Start of Source material

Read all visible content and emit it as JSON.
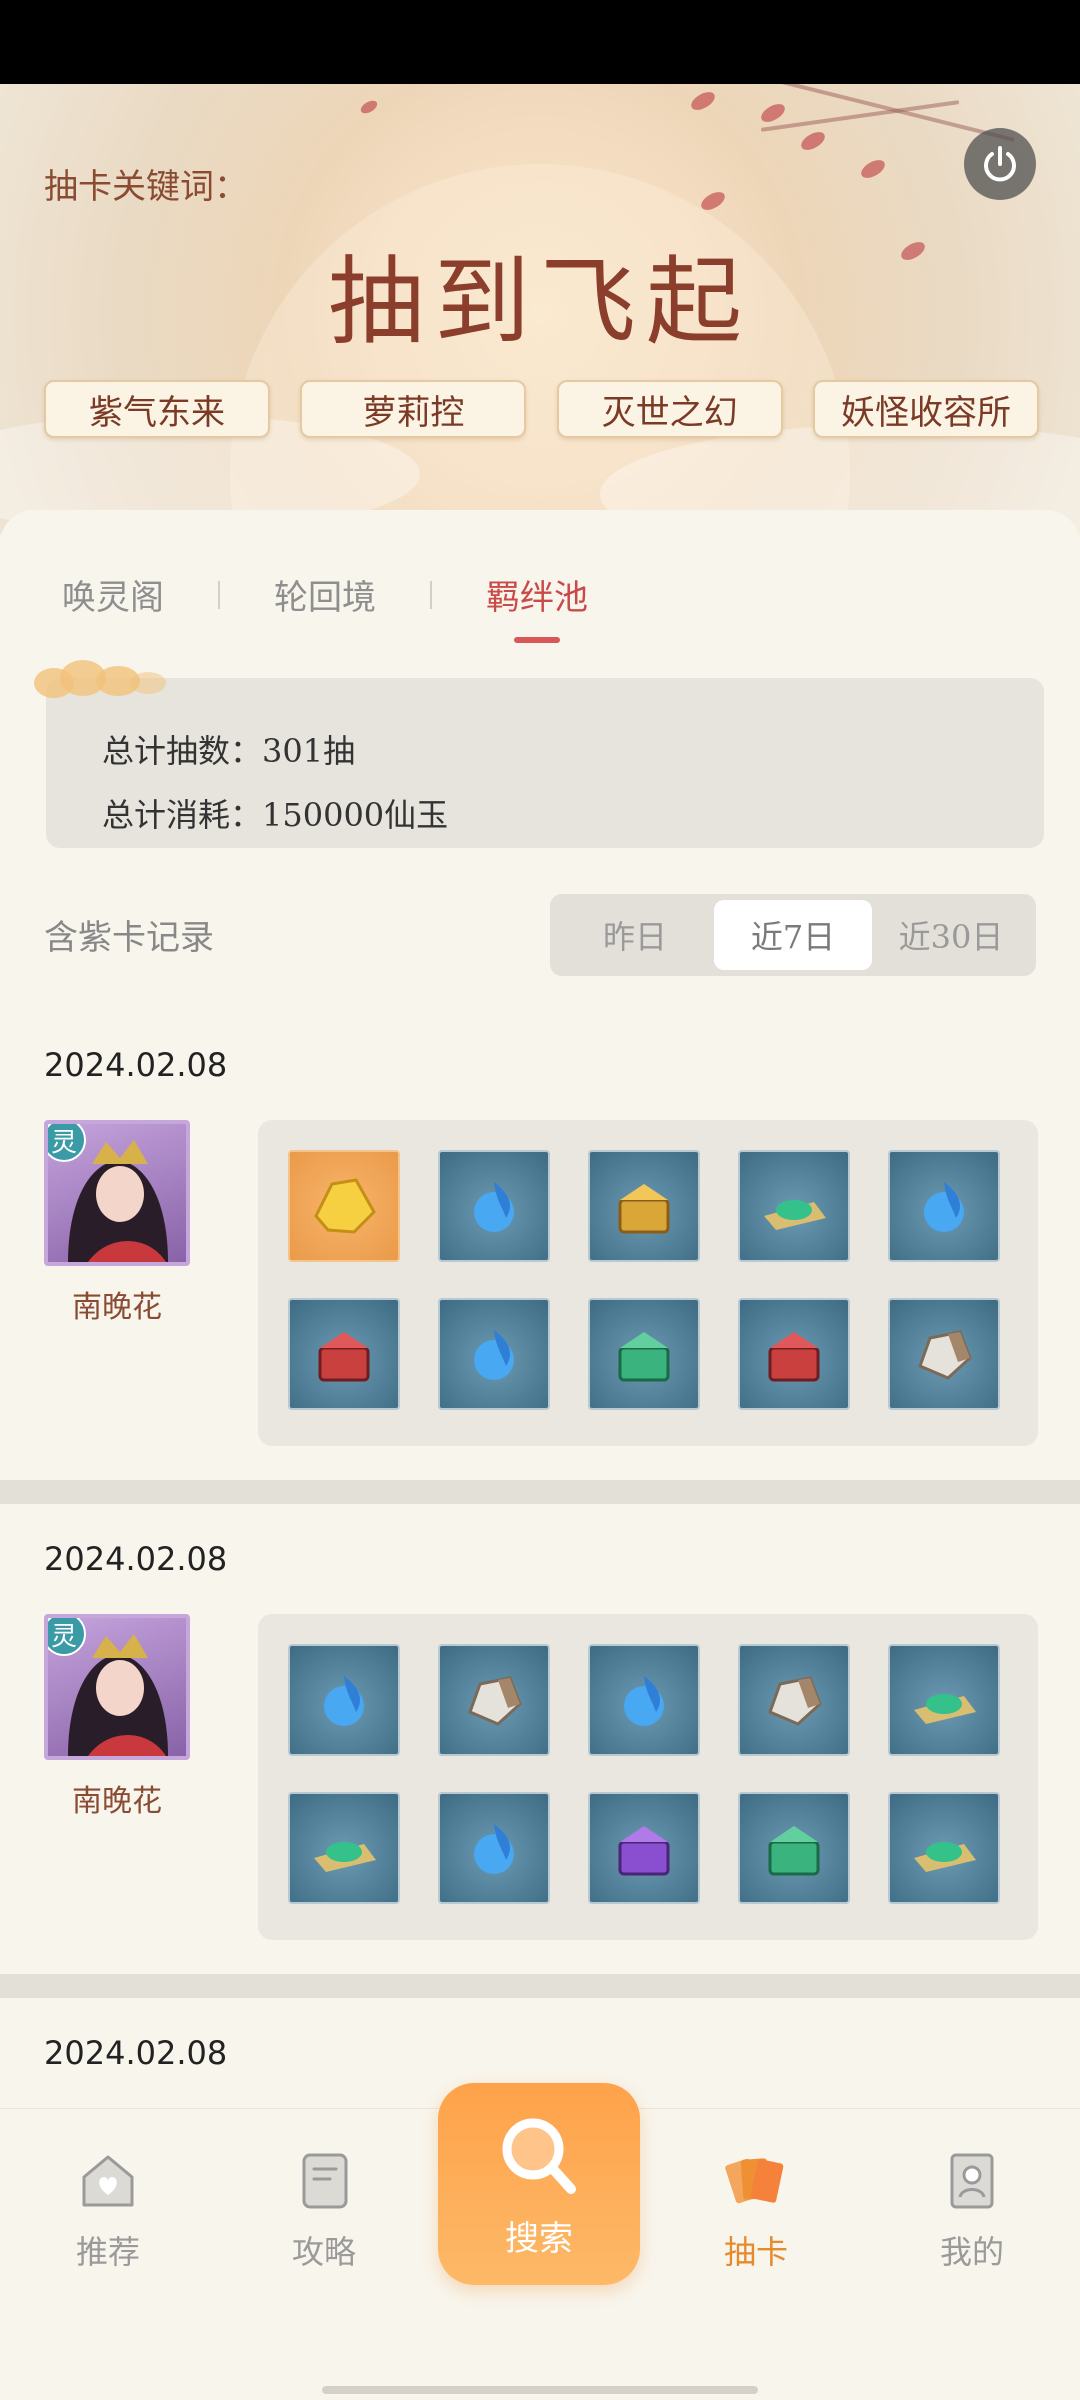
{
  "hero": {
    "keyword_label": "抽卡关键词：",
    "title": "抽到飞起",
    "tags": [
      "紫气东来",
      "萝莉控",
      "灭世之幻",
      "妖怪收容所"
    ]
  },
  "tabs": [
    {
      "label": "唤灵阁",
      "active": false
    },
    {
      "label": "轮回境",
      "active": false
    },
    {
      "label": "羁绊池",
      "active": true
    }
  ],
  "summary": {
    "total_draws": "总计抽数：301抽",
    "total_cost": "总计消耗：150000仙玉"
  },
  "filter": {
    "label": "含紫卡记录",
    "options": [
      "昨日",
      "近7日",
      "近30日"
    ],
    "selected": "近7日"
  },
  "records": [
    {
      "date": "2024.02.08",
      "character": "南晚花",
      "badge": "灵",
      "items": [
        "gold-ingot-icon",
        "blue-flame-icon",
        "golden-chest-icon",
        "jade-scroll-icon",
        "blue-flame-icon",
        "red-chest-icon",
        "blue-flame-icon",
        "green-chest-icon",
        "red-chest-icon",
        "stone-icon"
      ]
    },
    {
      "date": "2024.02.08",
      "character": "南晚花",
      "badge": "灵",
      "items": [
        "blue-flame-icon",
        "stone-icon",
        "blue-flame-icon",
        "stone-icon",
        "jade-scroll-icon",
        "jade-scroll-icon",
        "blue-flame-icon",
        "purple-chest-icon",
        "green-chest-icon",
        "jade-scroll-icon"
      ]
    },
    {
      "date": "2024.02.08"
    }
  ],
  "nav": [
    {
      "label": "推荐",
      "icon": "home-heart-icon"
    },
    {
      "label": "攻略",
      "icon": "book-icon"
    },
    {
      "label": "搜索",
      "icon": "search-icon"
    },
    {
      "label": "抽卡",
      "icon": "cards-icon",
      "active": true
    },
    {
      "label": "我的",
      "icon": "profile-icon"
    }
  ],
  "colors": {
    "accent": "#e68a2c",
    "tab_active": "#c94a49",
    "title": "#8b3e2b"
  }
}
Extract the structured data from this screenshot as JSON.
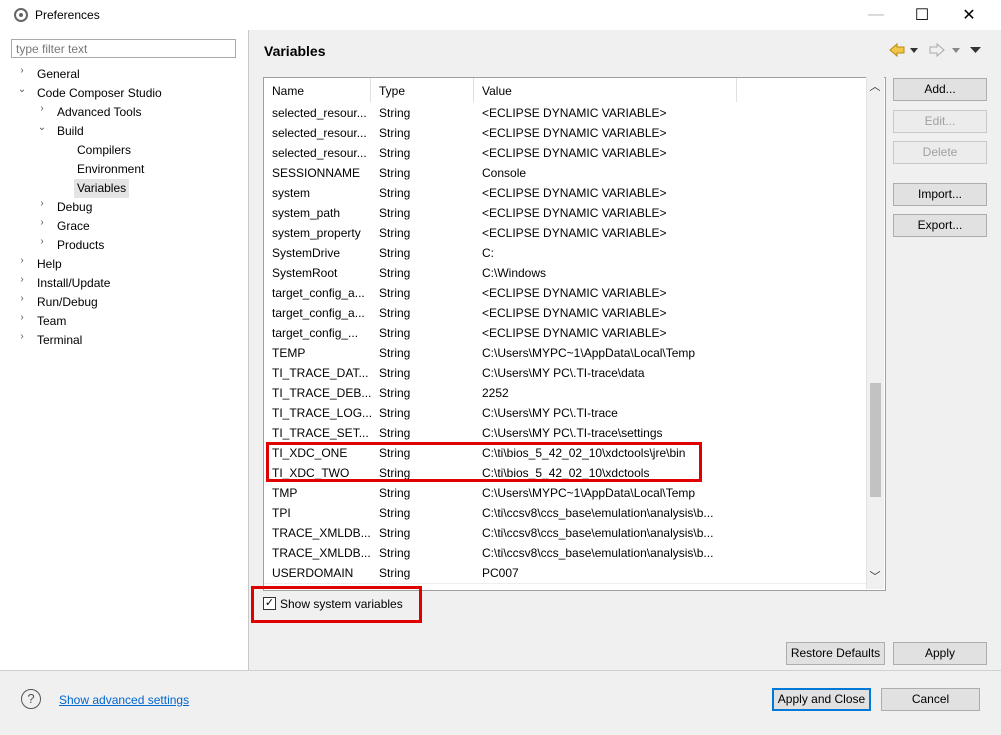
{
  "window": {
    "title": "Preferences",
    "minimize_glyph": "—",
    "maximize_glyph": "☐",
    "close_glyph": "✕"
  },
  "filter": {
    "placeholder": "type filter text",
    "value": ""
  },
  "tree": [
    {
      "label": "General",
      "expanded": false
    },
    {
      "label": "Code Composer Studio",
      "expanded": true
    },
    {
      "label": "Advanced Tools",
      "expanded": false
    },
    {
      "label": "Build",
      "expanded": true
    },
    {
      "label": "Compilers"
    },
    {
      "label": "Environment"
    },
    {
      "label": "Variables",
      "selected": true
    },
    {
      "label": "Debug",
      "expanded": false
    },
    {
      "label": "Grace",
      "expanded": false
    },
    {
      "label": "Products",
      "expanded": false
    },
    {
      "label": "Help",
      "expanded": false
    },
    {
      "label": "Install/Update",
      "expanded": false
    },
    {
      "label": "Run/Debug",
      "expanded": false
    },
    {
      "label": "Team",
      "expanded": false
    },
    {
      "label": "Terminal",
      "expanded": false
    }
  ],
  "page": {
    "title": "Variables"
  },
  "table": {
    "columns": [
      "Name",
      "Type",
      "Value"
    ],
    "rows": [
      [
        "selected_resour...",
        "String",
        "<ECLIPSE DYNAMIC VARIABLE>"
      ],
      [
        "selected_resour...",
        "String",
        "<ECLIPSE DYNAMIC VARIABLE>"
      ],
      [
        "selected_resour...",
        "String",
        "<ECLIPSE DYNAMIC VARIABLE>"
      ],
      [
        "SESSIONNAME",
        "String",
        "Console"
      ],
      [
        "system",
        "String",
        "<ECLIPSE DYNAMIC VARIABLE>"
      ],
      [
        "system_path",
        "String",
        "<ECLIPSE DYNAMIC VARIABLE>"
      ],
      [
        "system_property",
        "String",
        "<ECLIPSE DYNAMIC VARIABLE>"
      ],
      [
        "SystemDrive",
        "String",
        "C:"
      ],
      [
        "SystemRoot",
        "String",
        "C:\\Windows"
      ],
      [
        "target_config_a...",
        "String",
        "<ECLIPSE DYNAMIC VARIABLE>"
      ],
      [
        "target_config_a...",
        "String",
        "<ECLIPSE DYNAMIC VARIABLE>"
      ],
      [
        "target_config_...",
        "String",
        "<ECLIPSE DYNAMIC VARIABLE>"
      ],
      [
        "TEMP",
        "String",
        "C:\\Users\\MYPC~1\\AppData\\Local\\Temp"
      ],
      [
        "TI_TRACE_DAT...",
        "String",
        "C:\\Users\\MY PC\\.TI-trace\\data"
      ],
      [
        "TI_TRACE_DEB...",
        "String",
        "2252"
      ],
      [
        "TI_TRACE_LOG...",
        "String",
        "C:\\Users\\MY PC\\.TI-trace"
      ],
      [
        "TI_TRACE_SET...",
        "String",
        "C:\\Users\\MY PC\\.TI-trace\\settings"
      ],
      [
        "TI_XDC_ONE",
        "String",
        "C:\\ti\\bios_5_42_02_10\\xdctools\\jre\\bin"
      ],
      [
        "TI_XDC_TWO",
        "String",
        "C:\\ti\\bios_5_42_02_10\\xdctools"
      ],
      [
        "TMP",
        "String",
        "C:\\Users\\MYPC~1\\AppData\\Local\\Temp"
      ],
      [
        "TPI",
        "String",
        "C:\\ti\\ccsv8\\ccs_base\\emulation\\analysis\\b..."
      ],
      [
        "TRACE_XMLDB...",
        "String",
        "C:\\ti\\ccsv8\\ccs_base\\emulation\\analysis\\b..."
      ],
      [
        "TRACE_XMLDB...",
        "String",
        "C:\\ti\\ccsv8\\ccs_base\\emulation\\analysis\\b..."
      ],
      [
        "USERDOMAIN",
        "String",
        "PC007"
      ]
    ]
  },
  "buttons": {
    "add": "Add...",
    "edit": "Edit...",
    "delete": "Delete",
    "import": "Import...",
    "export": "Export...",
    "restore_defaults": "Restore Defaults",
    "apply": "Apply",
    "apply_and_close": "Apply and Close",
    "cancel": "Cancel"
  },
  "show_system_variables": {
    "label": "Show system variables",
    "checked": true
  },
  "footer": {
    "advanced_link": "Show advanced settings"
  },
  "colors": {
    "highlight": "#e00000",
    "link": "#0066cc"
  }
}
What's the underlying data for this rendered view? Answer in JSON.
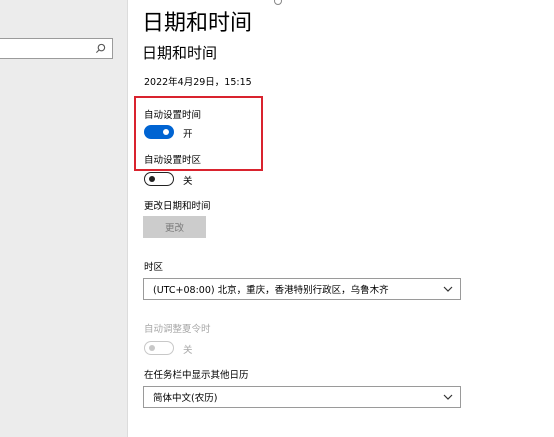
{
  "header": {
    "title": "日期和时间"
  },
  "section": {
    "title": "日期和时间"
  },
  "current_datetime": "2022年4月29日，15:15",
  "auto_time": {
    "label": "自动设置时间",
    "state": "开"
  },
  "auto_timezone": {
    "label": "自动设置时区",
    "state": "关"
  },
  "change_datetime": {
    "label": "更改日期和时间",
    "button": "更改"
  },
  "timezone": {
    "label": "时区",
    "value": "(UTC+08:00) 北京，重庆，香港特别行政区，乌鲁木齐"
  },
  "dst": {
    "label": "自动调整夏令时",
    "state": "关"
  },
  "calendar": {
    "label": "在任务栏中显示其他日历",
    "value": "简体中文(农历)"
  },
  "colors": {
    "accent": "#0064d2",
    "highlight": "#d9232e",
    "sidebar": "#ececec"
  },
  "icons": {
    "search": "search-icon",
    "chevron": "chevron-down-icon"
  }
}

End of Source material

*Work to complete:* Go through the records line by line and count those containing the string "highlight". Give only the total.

*Result for this exercise:* 2